**Dataset rows describing interfaces**
______

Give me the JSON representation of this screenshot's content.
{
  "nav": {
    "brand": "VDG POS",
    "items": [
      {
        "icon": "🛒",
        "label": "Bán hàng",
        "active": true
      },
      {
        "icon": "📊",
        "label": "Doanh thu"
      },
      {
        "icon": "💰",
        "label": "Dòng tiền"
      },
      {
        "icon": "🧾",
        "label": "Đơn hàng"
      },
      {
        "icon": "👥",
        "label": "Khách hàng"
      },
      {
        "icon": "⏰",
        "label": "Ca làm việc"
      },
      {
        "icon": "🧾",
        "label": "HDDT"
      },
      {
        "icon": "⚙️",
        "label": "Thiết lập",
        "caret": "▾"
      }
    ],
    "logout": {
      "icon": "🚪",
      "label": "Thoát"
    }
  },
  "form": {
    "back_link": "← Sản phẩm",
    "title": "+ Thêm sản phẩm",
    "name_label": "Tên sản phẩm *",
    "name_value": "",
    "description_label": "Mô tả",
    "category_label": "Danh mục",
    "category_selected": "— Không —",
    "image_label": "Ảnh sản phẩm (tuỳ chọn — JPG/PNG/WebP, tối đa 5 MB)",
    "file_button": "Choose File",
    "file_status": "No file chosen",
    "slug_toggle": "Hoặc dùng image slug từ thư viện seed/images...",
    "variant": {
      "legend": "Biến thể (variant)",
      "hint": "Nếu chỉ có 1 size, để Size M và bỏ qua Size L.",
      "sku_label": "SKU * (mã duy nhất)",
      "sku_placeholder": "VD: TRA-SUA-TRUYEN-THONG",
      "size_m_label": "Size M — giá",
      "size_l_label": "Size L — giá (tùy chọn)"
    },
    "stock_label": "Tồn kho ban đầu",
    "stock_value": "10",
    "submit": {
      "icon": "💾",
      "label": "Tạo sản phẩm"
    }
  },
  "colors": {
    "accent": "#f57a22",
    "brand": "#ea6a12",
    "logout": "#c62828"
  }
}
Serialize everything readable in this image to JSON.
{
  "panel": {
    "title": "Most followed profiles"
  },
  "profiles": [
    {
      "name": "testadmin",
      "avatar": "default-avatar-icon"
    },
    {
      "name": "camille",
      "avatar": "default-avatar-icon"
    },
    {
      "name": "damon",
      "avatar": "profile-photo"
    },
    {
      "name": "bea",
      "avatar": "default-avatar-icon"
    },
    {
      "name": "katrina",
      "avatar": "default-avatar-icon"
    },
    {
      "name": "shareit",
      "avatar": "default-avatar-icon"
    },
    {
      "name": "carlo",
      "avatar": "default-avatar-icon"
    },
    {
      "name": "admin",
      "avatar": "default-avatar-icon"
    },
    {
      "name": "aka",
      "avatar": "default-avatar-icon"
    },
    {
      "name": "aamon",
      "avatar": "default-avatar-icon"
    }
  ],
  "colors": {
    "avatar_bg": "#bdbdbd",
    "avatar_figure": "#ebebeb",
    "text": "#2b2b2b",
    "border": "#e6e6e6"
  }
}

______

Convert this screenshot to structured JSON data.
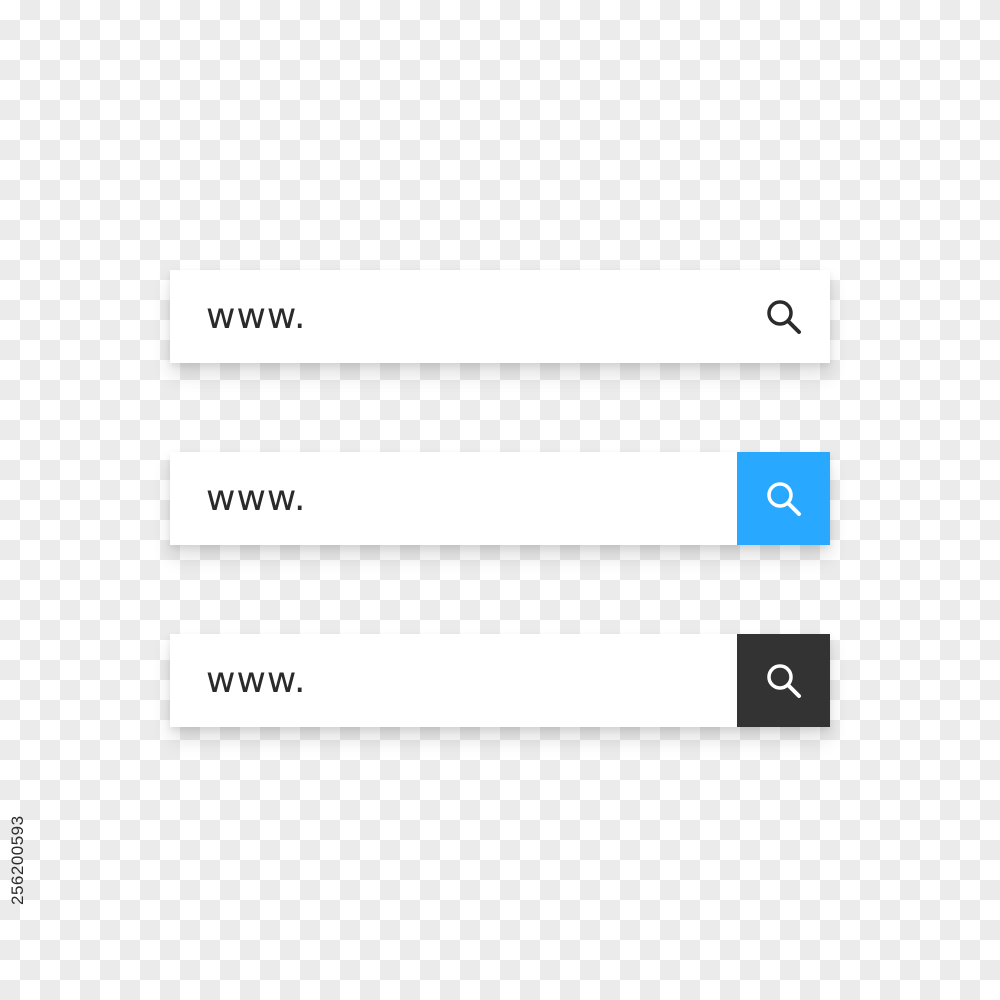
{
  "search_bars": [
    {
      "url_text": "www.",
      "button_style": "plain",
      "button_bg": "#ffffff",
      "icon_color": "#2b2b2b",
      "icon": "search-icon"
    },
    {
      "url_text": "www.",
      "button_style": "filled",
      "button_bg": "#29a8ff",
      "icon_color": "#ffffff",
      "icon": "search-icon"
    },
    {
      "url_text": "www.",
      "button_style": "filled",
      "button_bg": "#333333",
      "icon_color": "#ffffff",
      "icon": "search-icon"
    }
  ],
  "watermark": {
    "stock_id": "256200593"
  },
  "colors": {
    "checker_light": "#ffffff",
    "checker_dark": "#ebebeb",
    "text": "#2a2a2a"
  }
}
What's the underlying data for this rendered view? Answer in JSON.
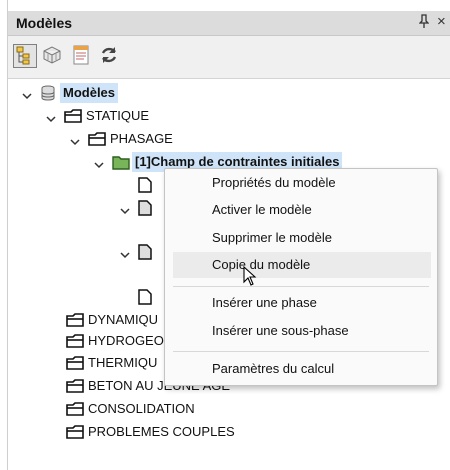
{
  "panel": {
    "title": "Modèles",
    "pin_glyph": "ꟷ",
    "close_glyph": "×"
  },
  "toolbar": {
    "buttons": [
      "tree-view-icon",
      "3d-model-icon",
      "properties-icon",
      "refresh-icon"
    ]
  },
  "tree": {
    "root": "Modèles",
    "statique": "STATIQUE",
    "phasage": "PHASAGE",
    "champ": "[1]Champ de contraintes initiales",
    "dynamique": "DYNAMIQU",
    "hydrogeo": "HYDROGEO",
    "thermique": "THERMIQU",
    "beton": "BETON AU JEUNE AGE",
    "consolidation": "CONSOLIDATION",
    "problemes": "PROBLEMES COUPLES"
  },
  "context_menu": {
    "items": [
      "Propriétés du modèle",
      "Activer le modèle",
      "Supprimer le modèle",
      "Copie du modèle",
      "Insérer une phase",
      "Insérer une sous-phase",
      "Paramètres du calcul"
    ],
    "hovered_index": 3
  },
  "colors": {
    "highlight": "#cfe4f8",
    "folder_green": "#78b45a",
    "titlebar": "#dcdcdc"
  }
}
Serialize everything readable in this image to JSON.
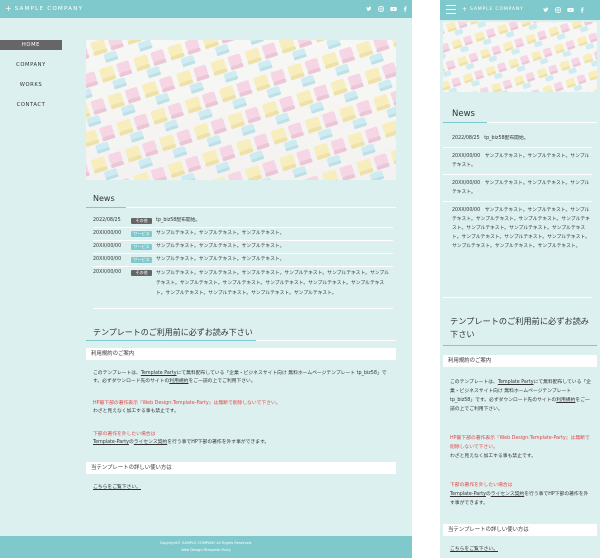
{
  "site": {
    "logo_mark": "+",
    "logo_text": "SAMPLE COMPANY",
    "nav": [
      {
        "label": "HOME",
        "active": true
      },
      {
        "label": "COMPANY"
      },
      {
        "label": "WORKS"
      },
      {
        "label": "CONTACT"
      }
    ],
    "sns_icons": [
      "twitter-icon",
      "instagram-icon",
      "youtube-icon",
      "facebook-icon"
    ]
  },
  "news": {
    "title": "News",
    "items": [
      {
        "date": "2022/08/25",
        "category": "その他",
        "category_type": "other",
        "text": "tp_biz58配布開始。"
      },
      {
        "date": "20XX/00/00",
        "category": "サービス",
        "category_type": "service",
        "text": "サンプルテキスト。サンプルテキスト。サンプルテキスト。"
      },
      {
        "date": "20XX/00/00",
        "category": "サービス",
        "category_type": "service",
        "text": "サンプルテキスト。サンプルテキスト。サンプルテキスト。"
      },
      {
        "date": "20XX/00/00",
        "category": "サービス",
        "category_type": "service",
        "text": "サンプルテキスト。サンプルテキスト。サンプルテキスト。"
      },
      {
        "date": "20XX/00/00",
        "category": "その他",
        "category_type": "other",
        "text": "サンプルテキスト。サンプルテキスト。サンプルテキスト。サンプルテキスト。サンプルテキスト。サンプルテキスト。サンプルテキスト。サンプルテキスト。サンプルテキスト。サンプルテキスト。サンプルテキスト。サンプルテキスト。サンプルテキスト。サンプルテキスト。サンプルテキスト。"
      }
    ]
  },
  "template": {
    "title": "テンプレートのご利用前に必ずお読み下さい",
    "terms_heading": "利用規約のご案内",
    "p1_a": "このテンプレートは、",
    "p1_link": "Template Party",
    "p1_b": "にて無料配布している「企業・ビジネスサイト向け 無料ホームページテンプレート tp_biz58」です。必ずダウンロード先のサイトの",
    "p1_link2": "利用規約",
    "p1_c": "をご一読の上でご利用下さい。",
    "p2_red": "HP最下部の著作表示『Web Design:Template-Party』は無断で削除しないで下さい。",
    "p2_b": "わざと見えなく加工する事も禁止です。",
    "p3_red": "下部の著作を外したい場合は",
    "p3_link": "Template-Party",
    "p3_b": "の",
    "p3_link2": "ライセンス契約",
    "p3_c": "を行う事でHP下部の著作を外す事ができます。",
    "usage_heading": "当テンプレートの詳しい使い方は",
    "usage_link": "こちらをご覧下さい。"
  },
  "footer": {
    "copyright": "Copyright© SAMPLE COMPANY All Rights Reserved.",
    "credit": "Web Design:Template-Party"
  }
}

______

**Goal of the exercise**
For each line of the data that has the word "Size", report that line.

**Task result**
      "hint": "Nếu chỉ có 1 size, để Size M và bỏ qua Size L.",
      "size_m_label": "Size M — giá",
      "size_l_label": "Size L — giá (tùy chọn)"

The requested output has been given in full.